 Klimt02 Community, Don’t You Dare Fall Off My Blouse, http://www.klimt02.net/showcase/index.php?item_id=17118, date visited 31st March 2010
to be continued...
Friday, April 9, 2010
Sunday, April 4, 2010
Visiting somewhere new isn’t a foreign concept, it’s the foreign part that is, well, foreign. I arrived in Munich after spending a week in Madrid with my Family (I now understand why family holidays are such oddities), and it seemed that I was unprepared for the snow, the overwhelming amount of jewellery I was about to observe and they quantity of bread and beer that I was going to consume over the next six days.
I unfortunately arrived into Munich on the tail end of Schmuck, missing a good portion of the program (I did manage to catch about 15 exhibitions out of the possible 28 or so on the program) but spent my first night meeting up with the New Zealand contingent who very kindly filled me in on what I had very jealously missed out on. Later that evening after a few goodbyes I found myself wondering around the very cold and snow lined streets of Munich with two Talente participants, Gillian Deery (nz) and Kate Britchford (aus.) who allowed me to tag along with them to an Academy Student night. It was in a little bar where the bar staff wore shirts that said “your Sunday is my Monday” that I had the chance to meet, if only for an exceedingly brief moment, a man whose work I had ogled over for years, who I had only ever dreamed of meeting, and of the witty banter I imagined we would partake. My first (and only) meeting with Otto Kunzli, sank lower than the anchor on the titanic, it started with a handshake, proceeded with a high-pitched “hello” and ended a second later with a nervous schoolgirl giggle. This was perhaps one of the first moments I really felt like an Austr(alien), in another world and notching up yet another moment of life experience.
I have often wondered if Jewellery is not best observed through the mist of a hangover. It’s that state of fragility that requires you to muster your strength and focus all your attention to the task at hand just so you can make it through the day, and it was in this condition that I was to observe my very first Schmuck.

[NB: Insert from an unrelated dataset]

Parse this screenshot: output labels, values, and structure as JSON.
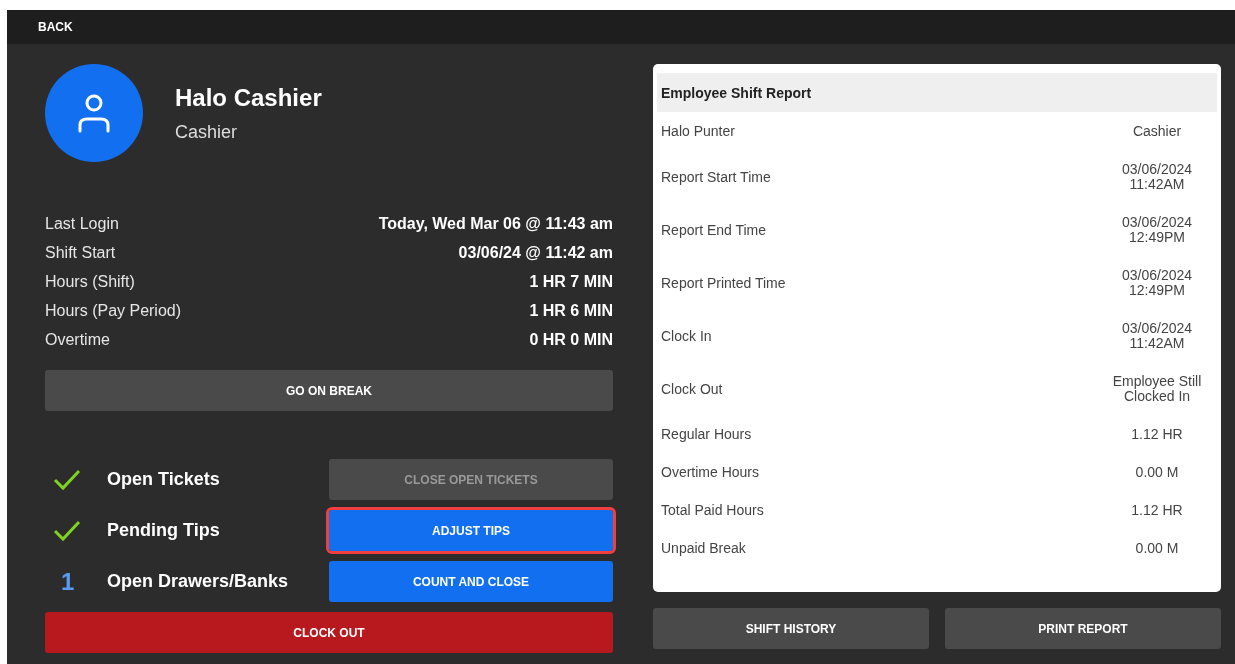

To be continued...
Saturday, April 3, 2010
123 - from the fabric pouch that you get when you purchase/receive as a gift a piece of jewellery from Prouds.

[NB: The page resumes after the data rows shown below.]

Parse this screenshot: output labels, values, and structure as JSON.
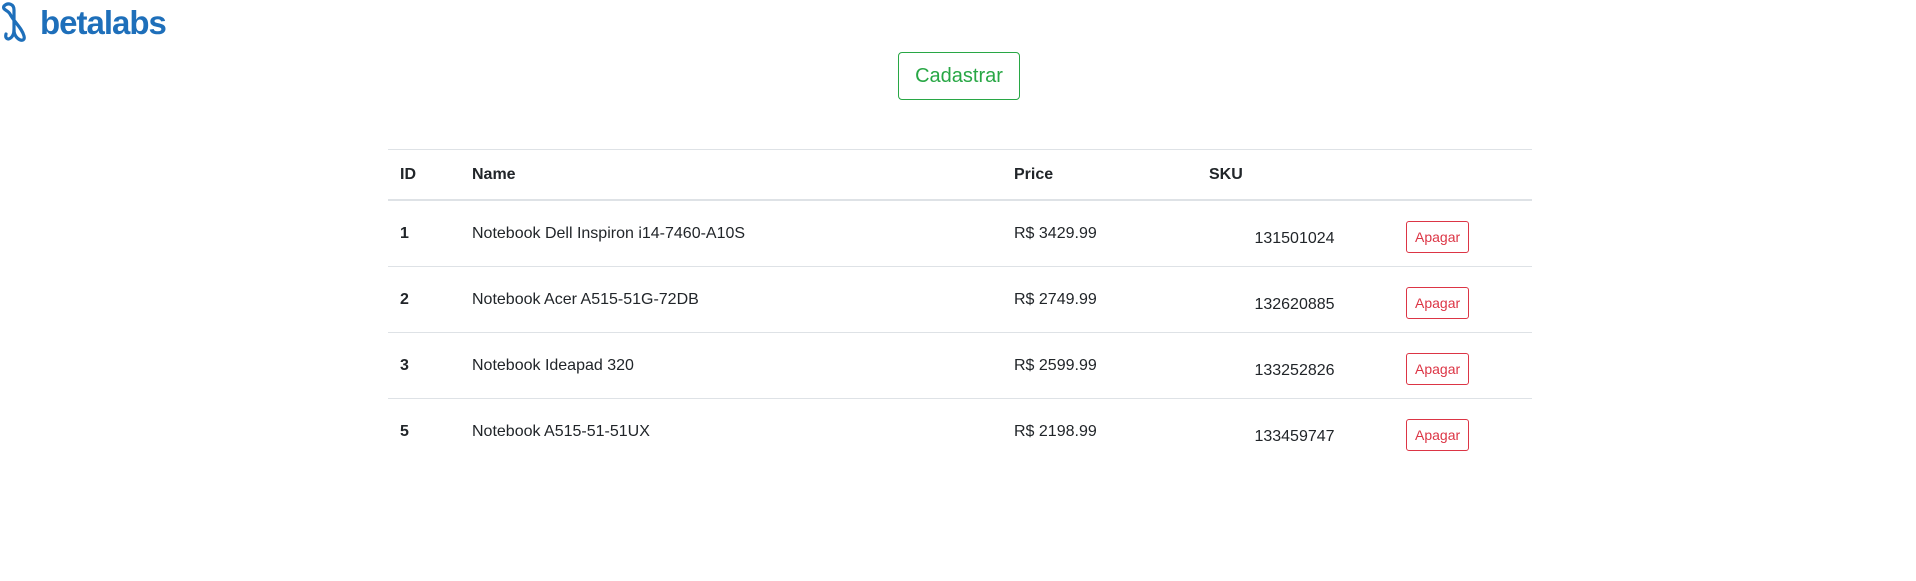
{
  "logo": {
    "text": "betalabs",
    "color": "#1e6fba"
  },
  "actions": {
    "cadastrar_label": "Cadastrar",
    "cadastrar_color": "#28a745"
  },
  "table": {
    "headers": {
      "id": "ID",
      "name": "Name",
      "price": "Price",
      "sku": "SKU"
    },
    "rows": [
      {
        "id": "1",
        "name": "Notebook Dell Inspiron i14-7460-A10S",
        "price": "R$ 3429.99",
        "sku": "131501024",
        "action": "Apagar"
      },
      {
        "id": "2",
        "name": "Notebook Acer A515-51G-72DB",
        "price": "R$ 2749.99",
        "sku": "132620885",
        "action": "Apagar"
      },
      {
        "id": "3",
        "name": "Notebook Ideapad 320",
        "price": "R$ 2599.99",
        "sku": "133252826",
        "action": "Apagar"
      },
      {
        "id": "5",
        "name": "Notebook A515-51-51UX",
        "price": "R$ 2198.99",
        "sku": "133459747",
        "action": "Apagar"
      }
    ],
    "delete_color": "#dc3545"
  }
}
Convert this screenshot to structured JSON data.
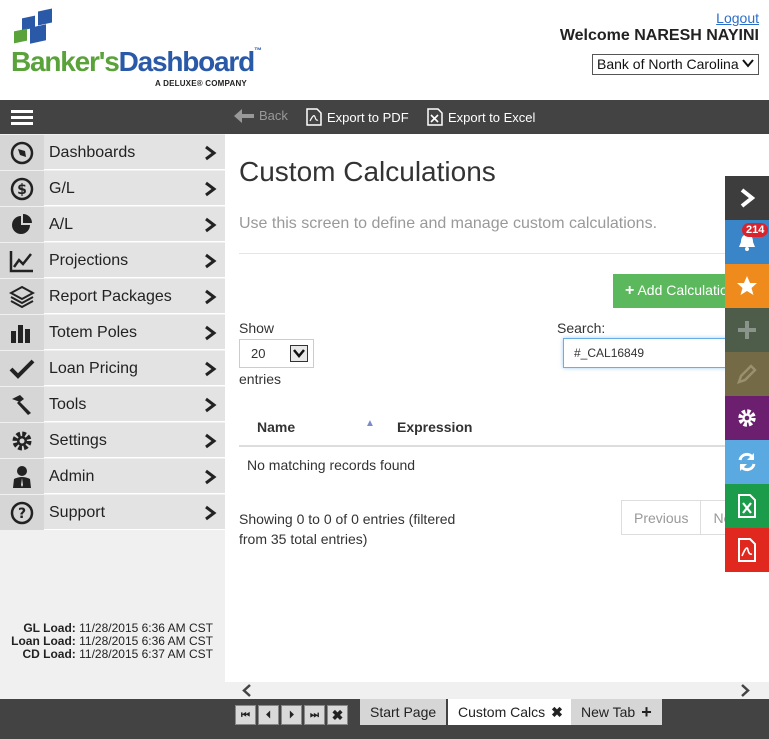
{
  "header": {
    "logo_part1": "Banker's",
    "logo_part2": "Dashboard",
    "logo_tm": "™",
    "logo_tagline": "A DELUXE® COMPANY",
    "logout_label": "Logout",
    "welcome_text": "Welcome  NARESH NAYINI",
    "bank_selected": "Bank of North Carolina"
  },
  "toolbar": {
    "back_label": "Back",
    "export_pdf_label": "Export to PDF",
    "export_excel_label": "Export to Excel"
  },
  "sidebar": {
    "items": [
      {
        "label": "Dashboards",
        "icon": "compass-icon"
      },
      {
        "label": "G/L",
        "icon": "dollar-icon"
      },
      {
        "label": "A/L",
        "icon": "pie-chart-icon"
      },
      {
        "label": "Projections",
        "icon": "line-chart-icon"
      },
      {
        "label": "Report Packages",
        "icon": "layers-icon"
      },
      {
        "label": "Totem Poles",
        "icon": "bar-chart-icon"
      },
      {
        "label": "Loan Pricing",
        "icon": "checkmark-icon"
      },
      {
        "label": "Tools",
        "icon": "hammer-icon"
      },
      {
        "label": "Settings",
        "icon": "gear-icon"
      },
      {
        "label": "Admin",
        "icon": "user-icon"
      },
      {
        "label": "Support",
        "icon": "question-icon"
      }
    ],
    "loads": {
      "gl_label": "GL Load:",
      "gl_value": "11/28/2015 6:36 AM CST",
      "loan_label": "Loan Load:",
      "loan_value": "11/28/2015 6:36 AM CST",
      "cd_label": "CD Load:",
      "cd_value": "11/28/2015 6:37 AM CST"
    }
  },
  "main": {
    "title": "Custom Calculations",
    "description": "Use this screen to define and manage custom calculations.",
    "add_button_label": "Add Calculation",
    "show_label": "Show",
    "page_length": "20",
    "entries_label": "entries",
    "search_label": "Search:",
    "search_value": "#_CAL16849",
    "columns": [
      "Name",
      "Expression"
    ],
    "empty_message": "No matching records found",
    "info_text": "Showing 0 to 0 of 0 entries (filtered from 35 total entries)",
    "pager_previous": "Previous",
    "pager_next": "Next"
  },
  "rail": {
    "notification_count": "214",
    "colors": {
      "arrow": "#3d3d3d",
      "notifications": "#3a85c8",
      "favorites": "#ef8a1c",
      "add": "#4d5d4a",
      "edit": "#746a45",
      "settings": "#6b1f6e",
      "refresh": "#5aa9e0",
      "excel": "#1a9c4a",
      "pdf": "#e0281e"
    }
  },
  "bottombar": {
    "tabs": [
      {
        "label": "Start Page"
      },
      {
        "label": "Custom Calcs"
      },
      {
        "label": "New Tab"
      }
    ]
  },
  "colors": {
    "brand_green": "#5aa23a",
    "brand_blue": "#2a59a8",
    "toolbar_bg": "#434343",
    "add_button": "#5cb85c"
  }
}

122 - a sign from a hand drier in a bathroom. yes, that is a kangaroo and an emu drying themselves under a commercial hand dryer.
121 - my expired medicare card
120 - found old green fiberglass
119 - cardboard from an old receipt book